The step-by-step process is designed to relax the body and awaken the subconscious and conscious mind, Reis says, leading to inner healing of both physical and emotional tensions. She calls it “an antidote to modern life.”

“We are so stressed out living our lives in the flight-or-fight mode that we have lost the ability to switch out of it,” she says, adding that when nervous systems are stuck in this mode, it leads to a variety of health problems, including digestive issues, tight muscles, vascular illnesses, and asthma.

Carie Gavigan, a psychotherapist in Boston and Newton who includes yoga nidra in her therapy practice, echoes that observation. “We live with so much tension in our everyday lives. People are tense all the time, running around. It feels like we don’t know how to relax.”

She says that while more and more people are beginning to learn about the health benefits of meditation, they often have trouble meditating at home and become frustrated. This guided form of meditation is more accessible and the relaxation more immediate.

In her practice, Gavigan uses the version of yoga nidra developed by Miller for the Department of Defense studies called iRest (short for Integrative Restoration). Here Miller “westernized” yoga nidra, changing some of the terminology used in order to help make it more palatable to people with no background in yoga or meditation. This 10-step version, which also involves setting an intention, is tailored to patients who might be suffering from trauma.


This iRest version doesn’t require participants to lie down or remain still, so it is more adaptable to an office environment, she said. Gavigan says she doesn’t use it with all patients, but when she does, she sends them home with a CD for repeated practice “I get an immediate positive response from patients,” she says. “It helps people feel more relaxed, kinder, better about themselves, and more motivated.”

Contacted at the Integrated Restoration Institute in California, which provides iRest programs and teacher trainings, Miller says he first learned about yoga nidra 40 years ago. “I thought it was a wonderful healing methodology as well as an incredible approach to meditation.”

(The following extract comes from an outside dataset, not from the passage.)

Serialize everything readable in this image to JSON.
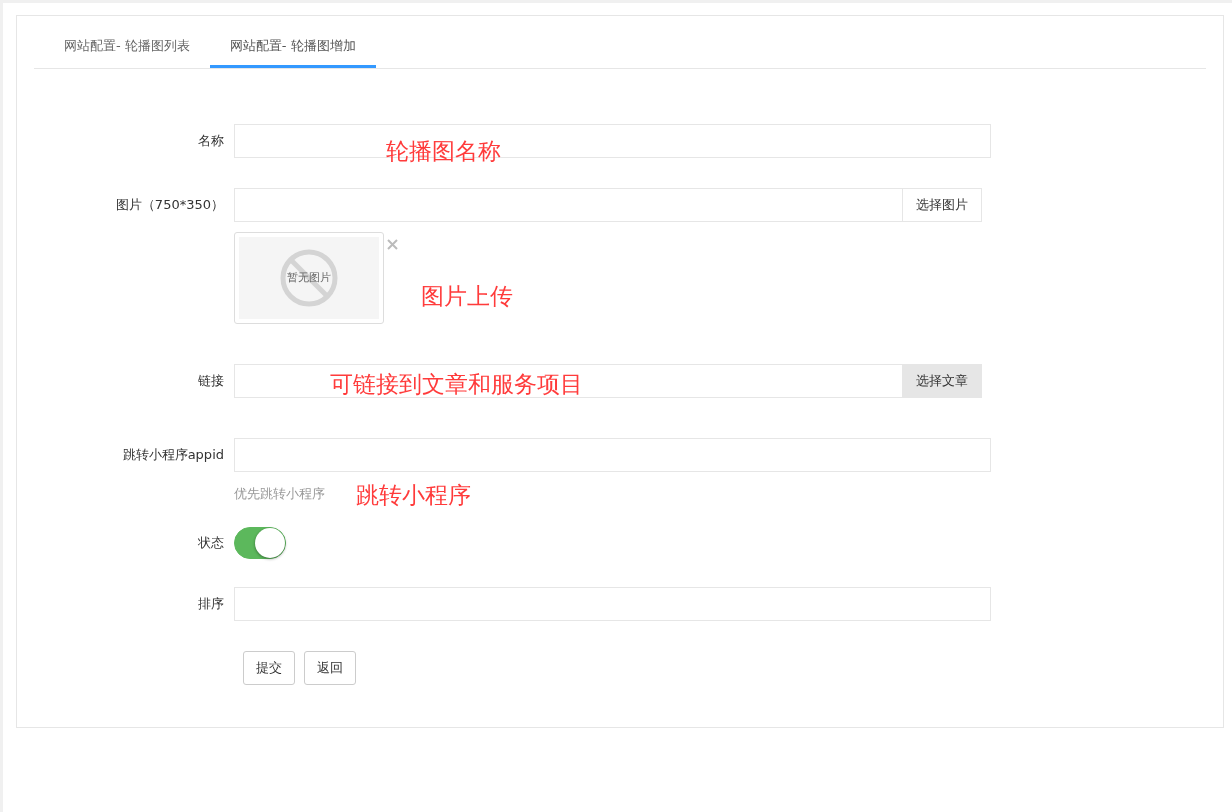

He began using it on patients both individually and in group sessions. “I started to see incredible results in people healing from depression and chronic pain.”

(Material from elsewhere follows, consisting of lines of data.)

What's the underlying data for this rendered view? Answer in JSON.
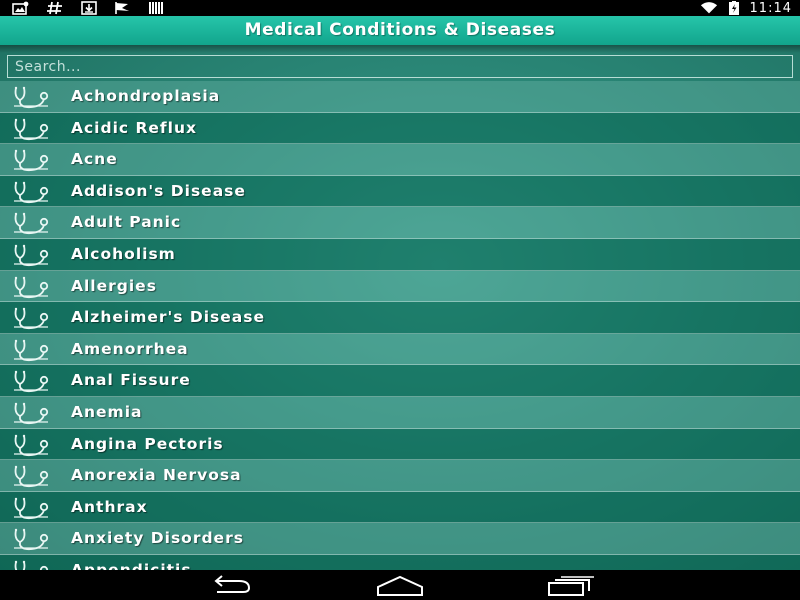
{
  "status_bar": {
    "time": "11:14",
    "left_icons": [
      "gallery-notification-icon",
      "hash-notification-icon",
      "download-notification-icon",
      "flag-notification-icon",
      "barcode-notification-icon"
    ],
    "right_icons": [
      "wifi-icon",
      "battery-charging-icon"
    ]
  },
  "header": {
    "title": "Medical Conditions & Diseases"
  },
  "search": {
    "placeholder": "Search...",
    "value": ""
  },
  "list": {
    "item_icon": "stethoscope-icon",
    "items": [
      {
        "label": "Achondroplasia"
      },
      {
        "label": "Acidic Reflux"
      },
      {
        "label": "Acne"
      },
      {
        "label": "Addison's Disease"
      },
      {
        "label": "Adult Panic"
      },
      {
        "label": "Alcoholism"
      },
      {
        "label": "Allergies"
      },
      {
        "label": "Alzheimer's Disease"
      },
      {
        "label": "Amenorrhea"
      },
      {
        "label": "Anal Fissure"
      },
      {
        "label": "Anemia"
      },
      {
        "label": "Angina Pectoris"
      },
      {
        "label": "Anorexia Nervosa"
      },
      {
        "label": "Anthrax"
      },
      {
        "label": "Anxiety Disorders"
      },
      {
        "label": "Appendicitis"
      }
    ]
  },
  "nav_bar": {
    "buttons": [
      "back-icon",
      "home-icon",
      "recent-apps-icon"
    ]
  },
  "colors": {
    "title_bar": "#1ab79c",
    "background": "#2a8676",
    "text": "#ffffff"
  }
}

He was brought in as a consultant in the first Department of Defense study, and says that since then there have been about 15 yoga nidra studies on everything from insomnia to cancer to multiple sclerosis.

In 2010, the US Army Surgeon General endorsed yoga nidra as an intervention in treating chronic pain. The Department of Defense Centers of Excellence in Washington has recommended continuing and ongoing research in using yoga nidra to treat post-traumatic stress.


It is an inexpensive mental health intervention, with no side effects, Miller says.

The author of “Yoga Nidra: The Meditative Heart of Yoga,” and other yoga nidra books and CDs, Miller says yoga nidra can be done in small doses of 10- and 15-minute increments or as longer stand-alone practice. “When I teach yoga nidra, I welcome people to lie down or sit up in a chair, stand, even walk around the room,” he says. Eventually, he’d like them to integrate the practice so well into their lives they could do it while “working at the computer.”

Back at the Easton Yoga Center, Yunits asks participants to talk about how they use the practice in their everyday lives.

Mary Prada Vaiani of South Easton, who says she suffers from claustrophobia, volunteers that she used yoga nidra to get her through a recent magnetic resonance image (MRI) test without using drugs.

“I just did the breathing and instead of fighting the experience, I welcomed in that awful noise and did not have a second of panic,” she says.

Jan Brogan can be reached at janbrogan